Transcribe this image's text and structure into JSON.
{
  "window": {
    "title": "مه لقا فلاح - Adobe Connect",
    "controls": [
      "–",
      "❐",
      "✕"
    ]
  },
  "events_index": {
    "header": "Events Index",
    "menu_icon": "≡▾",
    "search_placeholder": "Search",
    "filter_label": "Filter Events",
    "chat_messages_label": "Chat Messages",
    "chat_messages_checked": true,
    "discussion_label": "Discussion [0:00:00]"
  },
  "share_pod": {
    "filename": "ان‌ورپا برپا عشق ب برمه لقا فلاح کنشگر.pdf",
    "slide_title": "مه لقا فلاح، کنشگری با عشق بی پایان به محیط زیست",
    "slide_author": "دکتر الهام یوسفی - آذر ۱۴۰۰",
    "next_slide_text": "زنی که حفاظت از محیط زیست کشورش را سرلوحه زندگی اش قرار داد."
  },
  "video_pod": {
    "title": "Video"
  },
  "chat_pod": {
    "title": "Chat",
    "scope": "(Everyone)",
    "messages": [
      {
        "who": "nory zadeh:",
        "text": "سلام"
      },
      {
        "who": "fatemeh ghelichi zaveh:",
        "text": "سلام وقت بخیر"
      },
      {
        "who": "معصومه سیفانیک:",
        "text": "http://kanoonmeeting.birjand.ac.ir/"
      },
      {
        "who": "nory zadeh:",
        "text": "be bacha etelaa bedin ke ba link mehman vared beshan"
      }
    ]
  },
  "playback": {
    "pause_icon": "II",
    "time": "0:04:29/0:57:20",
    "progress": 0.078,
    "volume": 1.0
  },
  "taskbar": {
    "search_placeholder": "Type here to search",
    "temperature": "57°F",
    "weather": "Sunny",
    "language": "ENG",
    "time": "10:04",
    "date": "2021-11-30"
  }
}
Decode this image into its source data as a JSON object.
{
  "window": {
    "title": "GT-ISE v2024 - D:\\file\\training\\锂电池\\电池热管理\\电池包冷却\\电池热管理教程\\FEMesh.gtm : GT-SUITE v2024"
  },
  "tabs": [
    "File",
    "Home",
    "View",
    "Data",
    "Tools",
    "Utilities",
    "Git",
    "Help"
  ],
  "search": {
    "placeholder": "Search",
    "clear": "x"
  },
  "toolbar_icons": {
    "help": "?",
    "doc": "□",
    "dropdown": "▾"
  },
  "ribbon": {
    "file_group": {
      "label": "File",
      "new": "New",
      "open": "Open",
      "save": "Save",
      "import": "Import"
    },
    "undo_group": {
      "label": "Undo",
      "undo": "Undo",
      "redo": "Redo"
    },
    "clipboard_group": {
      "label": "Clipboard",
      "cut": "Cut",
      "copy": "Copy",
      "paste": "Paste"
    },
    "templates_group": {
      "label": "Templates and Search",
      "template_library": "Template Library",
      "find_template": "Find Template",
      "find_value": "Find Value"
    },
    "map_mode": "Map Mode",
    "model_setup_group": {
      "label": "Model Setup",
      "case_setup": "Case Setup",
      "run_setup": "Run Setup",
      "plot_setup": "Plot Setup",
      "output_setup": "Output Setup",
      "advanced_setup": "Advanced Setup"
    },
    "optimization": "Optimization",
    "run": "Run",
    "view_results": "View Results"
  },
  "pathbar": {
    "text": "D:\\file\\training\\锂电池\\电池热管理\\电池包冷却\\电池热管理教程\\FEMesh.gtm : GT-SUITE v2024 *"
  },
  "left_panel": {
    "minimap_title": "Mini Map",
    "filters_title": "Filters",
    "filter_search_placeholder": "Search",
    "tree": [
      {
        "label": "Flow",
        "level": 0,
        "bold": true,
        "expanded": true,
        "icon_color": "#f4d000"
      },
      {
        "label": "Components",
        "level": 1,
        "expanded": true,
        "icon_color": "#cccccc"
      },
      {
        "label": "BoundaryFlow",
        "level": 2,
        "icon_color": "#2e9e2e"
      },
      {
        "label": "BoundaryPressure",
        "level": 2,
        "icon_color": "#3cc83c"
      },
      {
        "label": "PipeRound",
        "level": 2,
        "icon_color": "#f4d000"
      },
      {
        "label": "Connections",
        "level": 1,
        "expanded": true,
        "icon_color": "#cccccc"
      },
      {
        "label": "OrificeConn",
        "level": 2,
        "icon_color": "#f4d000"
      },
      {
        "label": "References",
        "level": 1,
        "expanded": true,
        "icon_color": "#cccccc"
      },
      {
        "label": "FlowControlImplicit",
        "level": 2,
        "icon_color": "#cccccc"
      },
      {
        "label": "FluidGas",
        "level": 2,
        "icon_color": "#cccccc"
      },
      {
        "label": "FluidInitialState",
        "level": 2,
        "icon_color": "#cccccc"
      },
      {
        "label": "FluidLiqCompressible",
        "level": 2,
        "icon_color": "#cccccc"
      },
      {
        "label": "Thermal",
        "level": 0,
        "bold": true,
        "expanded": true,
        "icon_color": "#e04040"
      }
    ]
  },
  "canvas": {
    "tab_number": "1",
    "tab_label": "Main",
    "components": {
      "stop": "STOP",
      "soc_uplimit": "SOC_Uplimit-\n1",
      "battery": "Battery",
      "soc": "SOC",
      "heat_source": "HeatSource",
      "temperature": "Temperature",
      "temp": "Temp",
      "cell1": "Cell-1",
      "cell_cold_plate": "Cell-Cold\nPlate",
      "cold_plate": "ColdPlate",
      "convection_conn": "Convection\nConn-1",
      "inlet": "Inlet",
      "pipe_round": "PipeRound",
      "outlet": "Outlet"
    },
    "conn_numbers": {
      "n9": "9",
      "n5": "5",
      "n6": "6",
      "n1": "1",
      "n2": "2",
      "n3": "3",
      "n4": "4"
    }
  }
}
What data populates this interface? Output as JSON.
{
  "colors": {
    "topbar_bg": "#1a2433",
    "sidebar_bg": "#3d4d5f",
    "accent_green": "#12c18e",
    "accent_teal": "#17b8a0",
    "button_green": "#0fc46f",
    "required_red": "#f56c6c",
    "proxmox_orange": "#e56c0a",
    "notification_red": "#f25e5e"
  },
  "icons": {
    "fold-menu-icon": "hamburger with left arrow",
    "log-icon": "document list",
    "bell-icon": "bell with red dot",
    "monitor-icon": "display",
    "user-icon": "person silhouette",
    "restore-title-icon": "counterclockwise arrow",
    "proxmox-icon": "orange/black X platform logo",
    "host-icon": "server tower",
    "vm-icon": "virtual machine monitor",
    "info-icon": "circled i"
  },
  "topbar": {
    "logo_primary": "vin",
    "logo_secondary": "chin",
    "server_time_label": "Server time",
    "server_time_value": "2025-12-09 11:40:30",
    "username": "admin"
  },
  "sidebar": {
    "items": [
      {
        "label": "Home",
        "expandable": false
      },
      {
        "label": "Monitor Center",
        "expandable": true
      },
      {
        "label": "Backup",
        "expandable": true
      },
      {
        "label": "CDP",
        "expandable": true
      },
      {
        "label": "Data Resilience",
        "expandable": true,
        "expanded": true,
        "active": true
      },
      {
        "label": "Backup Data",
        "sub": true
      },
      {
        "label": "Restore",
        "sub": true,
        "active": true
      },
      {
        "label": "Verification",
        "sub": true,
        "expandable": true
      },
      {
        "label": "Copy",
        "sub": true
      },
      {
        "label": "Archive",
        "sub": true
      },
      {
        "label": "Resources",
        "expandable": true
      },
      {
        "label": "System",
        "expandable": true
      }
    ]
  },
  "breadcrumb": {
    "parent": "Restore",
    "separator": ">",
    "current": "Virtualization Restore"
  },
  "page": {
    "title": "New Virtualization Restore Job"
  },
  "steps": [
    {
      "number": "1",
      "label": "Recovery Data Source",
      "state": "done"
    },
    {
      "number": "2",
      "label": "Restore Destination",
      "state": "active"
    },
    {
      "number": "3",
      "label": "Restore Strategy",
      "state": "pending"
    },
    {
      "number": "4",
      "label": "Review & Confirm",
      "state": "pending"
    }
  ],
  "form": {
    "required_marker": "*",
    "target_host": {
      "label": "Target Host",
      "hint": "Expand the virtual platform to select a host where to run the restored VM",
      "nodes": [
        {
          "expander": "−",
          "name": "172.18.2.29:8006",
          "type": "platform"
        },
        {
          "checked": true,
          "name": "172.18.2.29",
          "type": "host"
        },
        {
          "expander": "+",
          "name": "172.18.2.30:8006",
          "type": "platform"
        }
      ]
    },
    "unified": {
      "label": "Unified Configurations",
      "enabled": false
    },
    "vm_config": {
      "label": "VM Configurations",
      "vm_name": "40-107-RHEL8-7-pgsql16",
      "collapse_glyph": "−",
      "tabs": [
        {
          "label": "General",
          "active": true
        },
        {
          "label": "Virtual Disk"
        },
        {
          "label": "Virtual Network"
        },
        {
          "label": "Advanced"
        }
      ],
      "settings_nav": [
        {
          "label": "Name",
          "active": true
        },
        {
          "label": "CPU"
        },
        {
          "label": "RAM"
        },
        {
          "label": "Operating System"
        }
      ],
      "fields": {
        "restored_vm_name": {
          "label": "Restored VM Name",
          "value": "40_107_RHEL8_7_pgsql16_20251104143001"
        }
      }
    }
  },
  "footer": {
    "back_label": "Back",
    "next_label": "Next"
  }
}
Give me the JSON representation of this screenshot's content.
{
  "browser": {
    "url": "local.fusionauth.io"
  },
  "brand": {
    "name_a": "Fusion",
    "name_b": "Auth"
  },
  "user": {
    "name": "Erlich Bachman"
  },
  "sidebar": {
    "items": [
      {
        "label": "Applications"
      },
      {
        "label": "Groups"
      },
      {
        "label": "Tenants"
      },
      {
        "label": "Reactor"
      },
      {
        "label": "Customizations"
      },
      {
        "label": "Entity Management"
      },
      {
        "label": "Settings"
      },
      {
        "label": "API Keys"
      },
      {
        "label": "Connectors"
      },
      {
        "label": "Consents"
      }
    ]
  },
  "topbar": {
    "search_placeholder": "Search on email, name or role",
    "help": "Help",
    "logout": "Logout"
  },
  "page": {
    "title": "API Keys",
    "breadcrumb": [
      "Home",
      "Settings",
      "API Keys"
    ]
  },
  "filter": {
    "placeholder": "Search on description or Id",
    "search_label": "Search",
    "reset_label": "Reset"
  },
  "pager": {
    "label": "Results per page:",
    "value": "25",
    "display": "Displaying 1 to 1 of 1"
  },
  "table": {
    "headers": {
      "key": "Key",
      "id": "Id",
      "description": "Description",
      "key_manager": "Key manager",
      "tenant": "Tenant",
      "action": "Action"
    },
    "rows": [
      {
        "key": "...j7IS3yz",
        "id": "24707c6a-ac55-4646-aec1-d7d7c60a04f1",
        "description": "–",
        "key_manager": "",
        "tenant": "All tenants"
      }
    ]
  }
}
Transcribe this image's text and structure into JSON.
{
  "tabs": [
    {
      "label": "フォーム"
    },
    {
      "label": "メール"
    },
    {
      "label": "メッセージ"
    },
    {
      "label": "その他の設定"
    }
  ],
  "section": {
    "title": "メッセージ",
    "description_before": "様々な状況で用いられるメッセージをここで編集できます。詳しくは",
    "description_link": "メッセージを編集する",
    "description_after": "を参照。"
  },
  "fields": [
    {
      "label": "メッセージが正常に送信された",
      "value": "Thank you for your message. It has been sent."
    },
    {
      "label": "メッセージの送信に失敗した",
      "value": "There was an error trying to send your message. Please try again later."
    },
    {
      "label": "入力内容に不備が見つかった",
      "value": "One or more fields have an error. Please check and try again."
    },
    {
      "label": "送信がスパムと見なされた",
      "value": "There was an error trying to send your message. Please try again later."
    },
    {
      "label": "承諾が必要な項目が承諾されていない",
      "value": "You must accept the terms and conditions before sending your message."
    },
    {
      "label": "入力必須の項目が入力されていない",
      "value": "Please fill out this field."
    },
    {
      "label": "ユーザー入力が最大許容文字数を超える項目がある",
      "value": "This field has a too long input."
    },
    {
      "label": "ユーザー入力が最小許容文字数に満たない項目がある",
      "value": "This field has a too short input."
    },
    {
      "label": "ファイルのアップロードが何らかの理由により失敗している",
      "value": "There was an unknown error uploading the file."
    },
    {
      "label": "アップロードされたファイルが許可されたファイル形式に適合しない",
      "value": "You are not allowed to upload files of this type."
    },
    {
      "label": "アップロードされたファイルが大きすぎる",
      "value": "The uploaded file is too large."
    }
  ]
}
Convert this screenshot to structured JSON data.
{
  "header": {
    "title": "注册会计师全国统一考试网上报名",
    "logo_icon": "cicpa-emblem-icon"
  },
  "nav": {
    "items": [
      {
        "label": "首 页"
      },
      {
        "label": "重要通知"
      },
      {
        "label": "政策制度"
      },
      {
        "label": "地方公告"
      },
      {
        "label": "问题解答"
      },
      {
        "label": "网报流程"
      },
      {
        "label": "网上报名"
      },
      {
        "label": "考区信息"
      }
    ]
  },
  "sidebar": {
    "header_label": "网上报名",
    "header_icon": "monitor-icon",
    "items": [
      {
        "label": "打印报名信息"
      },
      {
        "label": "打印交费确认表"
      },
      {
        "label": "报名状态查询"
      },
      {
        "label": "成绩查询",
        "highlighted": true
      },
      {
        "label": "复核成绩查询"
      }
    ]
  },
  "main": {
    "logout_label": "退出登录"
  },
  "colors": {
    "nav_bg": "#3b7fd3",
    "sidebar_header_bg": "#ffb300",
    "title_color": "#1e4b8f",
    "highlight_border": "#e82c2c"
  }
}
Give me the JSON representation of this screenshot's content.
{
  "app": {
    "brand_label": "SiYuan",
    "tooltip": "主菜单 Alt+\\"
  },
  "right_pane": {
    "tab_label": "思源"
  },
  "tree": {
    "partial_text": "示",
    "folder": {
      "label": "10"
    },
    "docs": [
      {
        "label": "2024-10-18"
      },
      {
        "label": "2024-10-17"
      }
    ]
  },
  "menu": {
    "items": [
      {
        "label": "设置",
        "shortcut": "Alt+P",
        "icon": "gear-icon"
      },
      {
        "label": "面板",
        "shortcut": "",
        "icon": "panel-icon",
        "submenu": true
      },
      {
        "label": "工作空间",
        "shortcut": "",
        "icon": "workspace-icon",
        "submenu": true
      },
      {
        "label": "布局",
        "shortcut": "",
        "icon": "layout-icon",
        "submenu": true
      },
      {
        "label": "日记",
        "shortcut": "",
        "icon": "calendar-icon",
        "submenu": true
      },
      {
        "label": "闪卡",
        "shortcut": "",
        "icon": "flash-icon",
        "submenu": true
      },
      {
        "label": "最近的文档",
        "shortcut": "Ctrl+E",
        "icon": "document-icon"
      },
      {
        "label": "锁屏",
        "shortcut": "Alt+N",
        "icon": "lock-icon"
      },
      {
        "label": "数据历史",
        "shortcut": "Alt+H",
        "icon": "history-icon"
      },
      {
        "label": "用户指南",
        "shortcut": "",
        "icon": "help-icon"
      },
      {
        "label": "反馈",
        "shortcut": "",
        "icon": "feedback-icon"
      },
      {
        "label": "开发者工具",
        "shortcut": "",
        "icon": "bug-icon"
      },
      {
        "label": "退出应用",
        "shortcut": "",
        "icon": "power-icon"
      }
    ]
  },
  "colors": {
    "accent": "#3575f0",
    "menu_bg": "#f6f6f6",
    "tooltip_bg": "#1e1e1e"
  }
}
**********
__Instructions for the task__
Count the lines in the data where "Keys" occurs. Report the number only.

__Exercise response__
3